Saved entries
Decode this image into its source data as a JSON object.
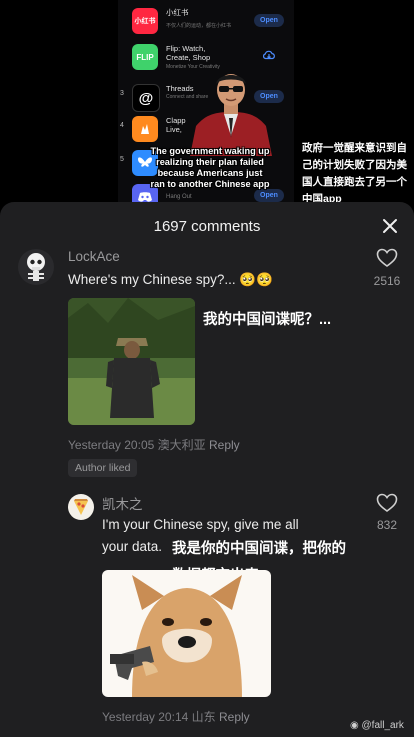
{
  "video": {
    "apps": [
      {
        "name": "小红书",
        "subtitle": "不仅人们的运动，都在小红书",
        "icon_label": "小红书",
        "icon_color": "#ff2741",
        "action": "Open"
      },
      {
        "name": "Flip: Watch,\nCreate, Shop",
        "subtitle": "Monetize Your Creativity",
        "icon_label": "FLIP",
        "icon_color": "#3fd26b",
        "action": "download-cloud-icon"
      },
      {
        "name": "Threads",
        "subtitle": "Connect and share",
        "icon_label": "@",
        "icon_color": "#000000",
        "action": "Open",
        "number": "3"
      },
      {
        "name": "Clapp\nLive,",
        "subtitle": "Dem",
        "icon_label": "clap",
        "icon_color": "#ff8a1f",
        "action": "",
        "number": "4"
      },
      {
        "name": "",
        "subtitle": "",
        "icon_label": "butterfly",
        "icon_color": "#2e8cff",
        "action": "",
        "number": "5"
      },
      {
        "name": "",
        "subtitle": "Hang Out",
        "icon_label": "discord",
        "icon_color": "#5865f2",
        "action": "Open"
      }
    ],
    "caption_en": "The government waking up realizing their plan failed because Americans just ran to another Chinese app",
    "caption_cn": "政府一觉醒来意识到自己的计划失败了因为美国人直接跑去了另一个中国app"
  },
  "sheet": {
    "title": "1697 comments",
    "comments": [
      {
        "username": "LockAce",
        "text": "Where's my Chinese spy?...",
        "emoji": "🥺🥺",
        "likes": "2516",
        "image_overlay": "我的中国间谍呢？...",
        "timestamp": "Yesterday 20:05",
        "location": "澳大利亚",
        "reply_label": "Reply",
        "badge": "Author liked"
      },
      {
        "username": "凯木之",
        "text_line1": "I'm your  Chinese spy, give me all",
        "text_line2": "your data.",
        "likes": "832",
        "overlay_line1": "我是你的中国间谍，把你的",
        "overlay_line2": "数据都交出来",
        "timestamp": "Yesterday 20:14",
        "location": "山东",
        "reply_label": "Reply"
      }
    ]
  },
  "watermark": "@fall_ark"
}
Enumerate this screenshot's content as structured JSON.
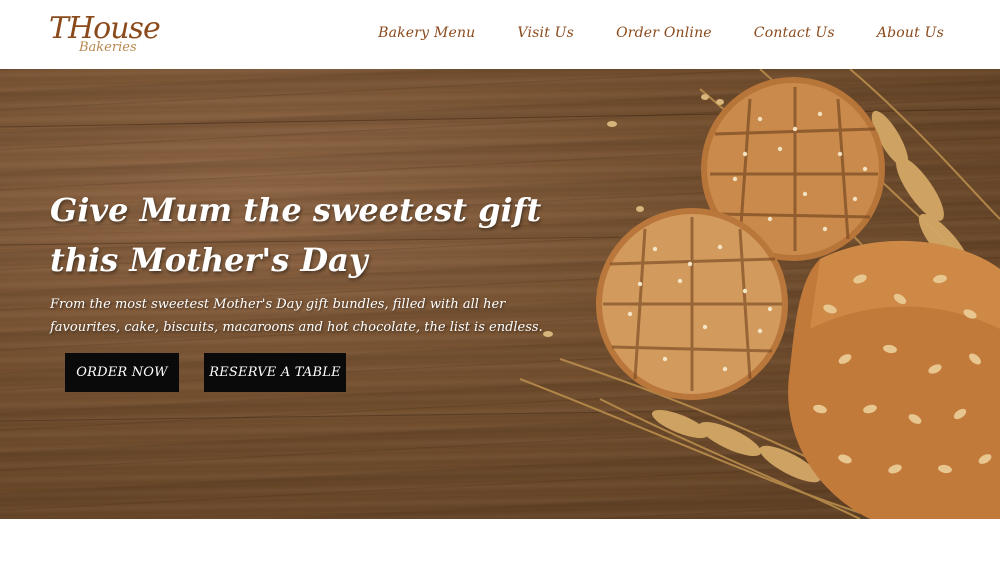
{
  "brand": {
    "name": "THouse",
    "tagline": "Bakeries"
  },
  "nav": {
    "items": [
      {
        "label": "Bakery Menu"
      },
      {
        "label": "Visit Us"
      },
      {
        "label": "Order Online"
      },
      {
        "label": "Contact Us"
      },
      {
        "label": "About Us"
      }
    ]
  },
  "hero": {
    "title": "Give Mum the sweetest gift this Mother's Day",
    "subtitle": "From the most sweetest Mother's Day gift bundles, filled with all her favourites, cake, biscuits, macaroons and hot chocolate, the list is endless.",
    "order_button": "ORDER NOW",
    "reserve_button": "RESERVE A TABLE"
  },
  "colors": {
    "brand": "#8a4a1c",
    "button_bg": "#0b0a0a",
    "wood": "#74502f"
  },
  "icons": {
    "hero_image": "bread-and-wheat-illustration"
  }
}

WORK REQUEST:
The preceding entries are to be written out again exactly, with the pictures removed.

SOLUTION TO THIS PROBLEM:
Decode this image into its source data as a JSON object.
{
  "video": {
    "apps": [
      {
        "name": "小红书",
        "subtitle": "不仅人们的运动，都在小红书",
        "icon_label": "小红书",
        "icon_color": "#ff2741",
        "action": "Open"
      },
      {
        "name": "Flip: Watch,\nCreate, Shop",
        "subtitle": "Monetize Your Creativity",
        "icon_label": "FLIP",
        "icon_color": "#3fd26b",
        "action": "download-cloud-icon"
      },
      {
        "name": "Threads",
        "subtitle": "Connect and share",
        "icon_label": "@",
        "icon_color": "#000000",
        "action": "Open",
        "number": "3"
      },
      {
        "name": "Clapp\nLive,",
        "subtitle": "Dem",
        "icon_label": "clap",
        "icon_color": "#ff8a1f",
        "action": "",
        "number": "4"
      },
      {
        "name": "",
        "subtitle": "",
        "icon_label": "butterfly",
        "icon_color": "#2e8cff",
        "action": "",
        "number": "5"
      },
      {
        "name": "",
        "subtitle": "Hang Out",
        "icon_label": "discord",
        "icon_color": "#5865f2",
        "action": "Open"
      }
    ],
    "caption_en": "The government waking up realizing their plan failed because Americans just ran to another Chinese app",
    "caption_cn": "政府一觉醒来意识到自己的计划失败了因为美国人直接跑去了另一个中国app"
  },
  "sheet": {
    "title": "1697 comments",
    "comments": [
      {
        "username": "LockAce",
        "text": "Where's my Chinese spy?...",
        "emoji": "🥺🥺",
        "likes": "2516",
        "image_overlay": "我的中国间谍呢？...",
        "timestamp": "Yesterday 20:05",
        "location": "澳大利亚",
        "reply_label": "Reply",
        "badge": "Author liked"
      },
      {
        "username": "凯木之",
        "text_line1": "I'm your  Chinese spy, give me all",
        "text_line2": "your data.",
        "likes": "832",
        "overlay_line1": "我是你的中国间谍，把你的",
        "overlay_line2": "数据都交出来",
        "timestamp": "Yesterday 20:14",
        "location": "山东",
        "reply_label": "Reply"
      }
    ]
  },
  "watermark": "@fall_ark"
}
Enumerate this screenshot's content as structured JSON.
{
  "brand": {
    "name": "THouse",
    "tagline": "Bakeries"
  },
  "nav": {
    "items": [
      {
        "label": "Bakery Menu"
      },
      {
        "label": "Visit Us"
      },
      {
        "label": "Order Online"
      },
      {
        "label": "Contact Us"
      },
      {
        "label": "About Us"
      }
    ]
  },
  "hero": {
    "title": "Give Mum the sweetest gift this Mother's Day",
    "subtitle": "From the most sweetest Mother's Day gift bundles, filled with all her favourites, cake, biscuits, macaroons and hot chocolate, the list is endless.",
    "order_button": "ORDER NOW",
    "reserve_button": "RESERVE A TABLE"
  },
  "colors": {
    "brand": "#8a4a1c",
    "button_bg": "#0b0a0a",
    "wood": "#74502f"
  },
  "icons": {
    "hero_image": "bread-and-wheat-illustration"
  }
}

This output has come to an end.